Give back the entries in full, exactly as they are written.

Excerpts from a dataset

###

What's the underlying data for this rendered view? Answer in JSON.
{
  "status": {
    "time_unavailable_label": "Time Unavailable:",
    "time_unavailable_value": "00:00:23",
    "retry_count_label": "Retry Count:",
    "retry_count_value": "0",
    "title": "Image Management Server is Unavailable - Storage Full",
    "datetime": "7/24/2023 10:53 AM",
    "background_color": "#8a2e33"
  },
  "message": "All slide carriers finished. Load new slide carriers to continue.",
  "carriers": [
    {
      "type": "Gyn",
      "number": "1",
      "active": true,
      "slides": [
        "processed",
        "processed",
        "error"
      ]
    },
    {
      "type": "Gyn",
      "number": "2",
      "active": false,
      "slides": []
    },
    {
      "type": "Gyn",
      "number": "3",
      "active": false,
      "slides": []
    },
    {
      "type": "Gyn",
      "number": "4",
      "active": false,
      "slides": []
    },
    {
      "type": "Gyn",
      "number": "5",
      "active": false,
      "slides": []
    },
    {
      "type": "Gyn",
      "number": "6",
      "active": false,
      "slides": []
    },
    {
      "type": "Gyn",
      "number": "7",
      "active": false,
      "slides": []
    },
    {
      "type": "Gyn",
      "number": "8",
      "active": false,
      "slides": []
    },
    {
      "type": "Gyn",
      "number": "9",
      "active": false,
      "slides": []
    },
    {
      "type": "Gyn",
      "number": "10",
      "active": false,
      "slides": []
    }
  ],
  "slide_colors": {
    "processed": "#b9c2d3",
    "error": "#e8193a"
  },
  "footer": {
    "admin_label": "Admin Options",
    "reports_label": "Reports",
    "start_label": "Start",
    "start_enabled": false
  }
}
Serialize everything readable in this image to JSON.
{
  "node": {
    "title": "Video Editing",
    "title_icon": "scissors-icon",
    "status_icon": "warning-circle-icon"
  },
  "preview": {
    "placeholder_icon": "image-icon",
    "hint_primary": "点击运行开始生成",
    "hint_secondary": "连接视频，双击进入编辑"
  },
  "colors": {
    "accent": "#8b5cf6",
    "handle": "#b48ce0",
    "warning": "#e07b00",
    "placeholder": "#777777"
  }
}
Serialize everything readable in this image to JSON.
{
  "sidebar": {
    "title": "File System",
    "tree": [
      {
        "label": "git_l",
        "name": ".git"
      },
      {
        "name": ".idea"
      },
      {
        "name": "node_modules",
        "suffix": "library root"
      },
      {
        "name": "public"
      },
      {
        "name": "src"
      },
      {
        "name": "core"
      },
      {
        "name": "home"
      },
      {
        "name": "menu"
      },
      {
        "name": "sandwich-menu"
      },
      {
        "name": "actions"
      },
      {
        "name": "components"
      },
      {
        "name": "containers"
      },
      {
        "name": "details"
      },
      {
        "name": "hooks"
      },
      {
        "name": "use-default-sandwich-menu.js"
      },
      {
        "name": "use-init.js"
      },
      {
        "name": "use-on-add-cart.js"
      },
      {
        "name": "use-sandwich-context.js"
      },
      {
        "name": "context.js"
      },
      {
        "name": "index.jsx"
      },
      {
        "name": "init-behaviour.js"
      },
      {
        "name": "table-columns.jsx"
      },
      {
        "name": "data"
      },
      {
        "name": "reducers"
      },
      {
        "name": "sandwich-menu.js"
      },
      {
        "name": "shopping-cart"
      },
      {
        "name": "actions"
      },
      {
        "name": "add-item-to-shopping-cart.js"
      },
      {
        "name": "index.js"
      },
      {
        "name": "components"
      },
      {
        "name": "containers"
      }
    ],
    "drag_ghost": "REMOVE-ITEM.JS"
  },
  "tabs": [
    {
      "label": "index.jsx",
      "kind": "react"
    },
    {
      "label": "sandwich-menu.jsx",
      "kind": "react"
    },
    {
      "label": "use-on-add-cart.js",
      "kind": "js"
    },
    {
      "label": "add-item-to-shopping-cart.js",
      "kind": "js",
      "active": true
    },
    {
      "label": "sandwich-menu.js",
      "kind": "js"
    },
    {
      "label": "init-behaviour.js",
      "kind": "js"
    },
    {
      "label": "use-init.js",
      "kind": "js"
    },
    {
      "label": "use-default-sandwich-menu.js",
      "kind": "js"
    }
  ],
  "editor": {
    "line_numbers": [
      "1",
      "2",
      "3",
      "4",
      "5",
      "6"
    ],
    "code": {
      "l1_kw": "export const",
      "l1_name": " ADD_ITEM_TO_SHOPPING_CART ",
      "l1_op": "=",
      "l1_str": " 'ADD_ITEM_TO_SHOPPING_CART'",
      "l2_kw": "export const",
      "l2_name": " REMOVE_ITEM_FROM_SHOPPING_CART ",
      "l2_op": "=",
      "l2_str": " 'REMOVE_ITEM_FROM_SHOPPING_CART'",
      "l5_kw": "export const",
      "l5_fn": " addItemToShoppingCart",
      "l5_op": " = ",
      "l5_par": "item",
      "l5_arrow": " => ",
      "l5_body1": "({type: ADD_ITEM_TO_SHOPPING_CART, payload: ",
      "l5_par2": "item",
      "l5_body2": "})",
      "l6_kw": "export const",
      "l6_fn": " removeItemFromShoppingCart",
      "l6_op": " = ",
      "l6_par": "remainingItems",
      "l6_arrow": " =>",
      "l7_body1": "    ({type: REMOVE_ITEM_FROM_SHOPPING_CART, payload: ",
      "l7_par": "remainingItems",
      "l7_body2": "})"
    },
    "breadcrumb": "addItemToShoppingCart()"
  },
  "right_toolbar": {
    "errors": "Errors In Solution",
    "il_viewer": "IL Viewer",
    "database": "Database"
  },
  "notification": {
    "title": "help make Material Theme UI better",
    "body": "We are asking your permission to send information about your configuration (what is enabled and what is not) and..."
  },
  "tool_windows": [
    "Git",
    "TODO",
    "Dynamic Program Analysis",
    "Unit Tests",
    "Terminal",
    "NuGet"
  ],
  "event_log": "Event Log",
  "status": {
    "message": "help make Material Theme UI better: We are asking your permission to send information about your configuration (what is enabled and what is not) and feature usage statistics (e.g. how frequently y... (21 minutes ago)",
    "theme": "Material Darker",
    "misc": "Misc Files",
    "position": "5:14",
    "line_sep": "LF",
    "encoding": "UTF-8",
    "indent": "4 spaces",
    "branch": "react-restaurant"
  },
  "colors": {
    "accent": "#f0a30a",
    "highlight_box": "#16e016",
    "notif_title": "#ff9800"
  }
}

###

▶ _RESPONSE TO THIS EXERCISE_:
What's the underlying data for this rendered view? Answer in JSON.
{
  "status": {
    "time_unavailable_label": "Time Unavailable:",
    "time_unavailable_value": "00:00:23",
    "retry_count_label": "Retry Count:",
    "retry_count_value": "0",
    "title": "Image Management Server is Unavailable - Storage Full",
    "datetime": "7/24/2023 10:53 AM",
    "background_color": "#8a2e33"
  },
  "message": "All slide carriers finished. Load new slide carriers to continue.",
  "carriers": [
    {
      "type": "Gyn",
      "number": "1",
      "active": true,
      "slides": [
        "processed",
        "processed",
        "error"
      ]
    },
    {
      "type": "Gyn",
      "number": "2",
      "active": false,
      "slides": []
    },
    {
      "type": "Gyn",
      "number": "3",
      "active": false,
      "slides": []
    },
    {
      "type": "Gyn",
      "number": "4",
      "active": false,
      "slides": []
    },
    {
      "type": "Gyn",
      "number": "5",
      "active": false,
      "slides": []
    },
    {
      "type": "Gyn",
      "number": "6",
      "active": false,
      "slides": []
    },
    {
      "type": "Gyn",
      "number": "7",
      "active": false,
      "slides": []
    },
    {
      "type": "Gyn",
      "number": "8",
      "active": false,
      "slides": []
    },
    {
      "type": "Gyn",
      "number": "9",
      "active": false,
      "slides": []
    },
    {
      "type": "Gyn",
      "number": "10",
      "active": false,
      "slides": []
    }
  ],
  "slide_colors": {
    "processed": "#b9c2d3",
    "error": "#e8193a"
  },
  "footer": {
    "admin_label": "Admin Options",
    "reports_label": "Reports",
    "start_label": "Start",
    "start_enabled": false
  }
}
Serialize everything readable in this image to JSON.
{
  "node": {
    "title": "Video Editing",
    "title_icon": "scissors-icon",
    "status_icon": "warning-circle-icon"
  },
  "preview": {
    "placeholder_icon": "image-icon",
    "hint_primary": "点击运行开始生成",
    "hint_secondary": "连接视频，双击进入编辑"
  },
  "colors": {
    "accent": "#8b5cf6",
    "handle": "#b48ce0",
    "warning": "#e07b00",
    "placeholder": "#777777"
  }
}
Serialize everything readable in this image to JSON.
{
  "sidebar": {
    "title": "File System",
    "tree": [
      {
        "label": "git_l",
        "name": ".git"
      },
      {
        "name": ".idea"
      },
      {
        "name": "node_modules",
        "suffix": "library root"
      },
      {
        "name": "public"
      },
      {
        "name": "src"
      },
      {
        "name": "core"
      },
      {
        "name": "home"
      },
      {
        "name": "menu"
      },
      {
        "name": "sandwich-menu"
      },
      {
        "name": "actions"
      },
      {
        "name": "components"
      },
      {
        "name": "containers"
      },
      {
        "name": "details"
      },
      {
        "name": "hooks"
      },
      {
        "name": "use-default-sandwich-menu.js"
      },
      {
        "name": "use-init.js"
      },
      {
        "name": "use-on-add-cart.js"
      },
      {
        "name": "use-sandwich-context.js"
      },
      {
        "name": "context.js"
      },
      {
        "name": "index.jsx"
      },
      {
        "name": "init-behaviour.js"
      },
      {
        "name": "table-columns.jsx"
      },
      {
        "name": "data"
      },
      {
        "name": "reducers"
      },
      {
        "name": "sandwich-menu.js"
      },
      {
        "name": "shopping-cart"
      },
      {
        "name": "actions"
      },
      {
        "name": "add-item-to-shopping-cart.js"
      },
      {
        "name": "index.js"
      },
      {
        "name": "components"
      },
      {
        "name": "containers"
      }
    ],
    "drag_ghost": "REMOVE-ITEM.JS"
  },
  "tabs": [
    {
      "label": "index.jsx",
      "kind": "react"
    },
    {
      "label": "sandwich-menu.jsx",
      "kind": "react"
    },
    {
      "label": "use-on-add-cart.js",
      "kind": "js"
    },
    {
      "label": "add-item-to-shopping-cart.js",
      "kind": "js",
      "active": true
    },
    {
      "label": "sandwich-menu.js",
      "kind": "js"
    },
    {
      "label": "init-behaviour.js",
      "kind": "js"
    },
    {
      "label": "use-init.js",
      "kind": "js"
    },
    {
      "label": "use-default-sandwich-menu.js",
      "kind": "js"
    }
  ],
  "editor": {
    "line_numbers": [
      "1",
      "2",
      "3",
      "4",
      "5",
      "6"
    ],
    "code": {
      "l1_kw": "export const",
      "l1_name": " ADD_ITEM_TO_SHOPPING_CART ",
      "l1_op": "=",
      "l1_str": " 'ADD_ITEM_TO_SHOPPING_CART'",
      "l2_kw": "export const",
      "l2_name": " REMOVE_ITEM_FROM_SHOPPING_CART ",
      "l2_op": "=",
      "l2_str": " 'REMOVE_ITEM_FROM_SHOPPING_CART'",
      "l5_kw": "export const",
      "l5_fn": " addItemToShoppingCart",
      "l5_op": " = ",
      "l5_par": "item",
      "l5_arrow": " => ",
      "l5_body1": "({type: ADD_ITEM_TO_SHOPPING_CART, payload: ",
      "l5_par2": "item",
      "l5_body2": "})",
      "l6_kw": "export const",
      "l6_fn": " removeItemFromShoppingCart",
      "l6_op": " = ",
      "l6_par": "remainingItems",
      "l6_arrow": " =>",
      "l7_body1": "    ({type: REMOVE_ITEM_FROM_SHOPPING_CART, payload: ",
      "l7_par": "remainingItems",
      "l7_body2": "})"
    },
    "breadcrumb": "addItemToShoppingCart()"
  },
  "right_toolbar": {
    "errors": "Errors In Solution",
    "il_viewer": "IL Viewer",
    "database": "Database"
  },
  "notification": {
    "title": "help make Material Theme UI better",
    "body": "We are asking your permission to send information about your configuration (what is enabled and what is not) and..."
  },
  "tool_windows": [
    "Git",
    "TODO",
    "Dynamic Program Analysis",
    "Unit Tests",
    "Terminal",
    "NuGet"
  ],
  "event_log": "Event Log",
  "status": {
    "message": "help make Material Theme UI better: We are asking your permission to send information about your configuration (what is enabled and what is not) and feature usage statistics (e.g. how frequently y... (21 minutes ago)",
    "theme": "Material Darker",
    "misc": "Misc Files",
    "position": "5:14",
    "line_sep": "LF",
    "encoding": "UTF-8",
    "indent": "4 spaces",
    "branch": "react-restaurant"
  },
  "colors": {
    "accent": "#f0a30a",
    "highlight_box": "#16e016",
    "notif_title": "#ff9800"
  }
}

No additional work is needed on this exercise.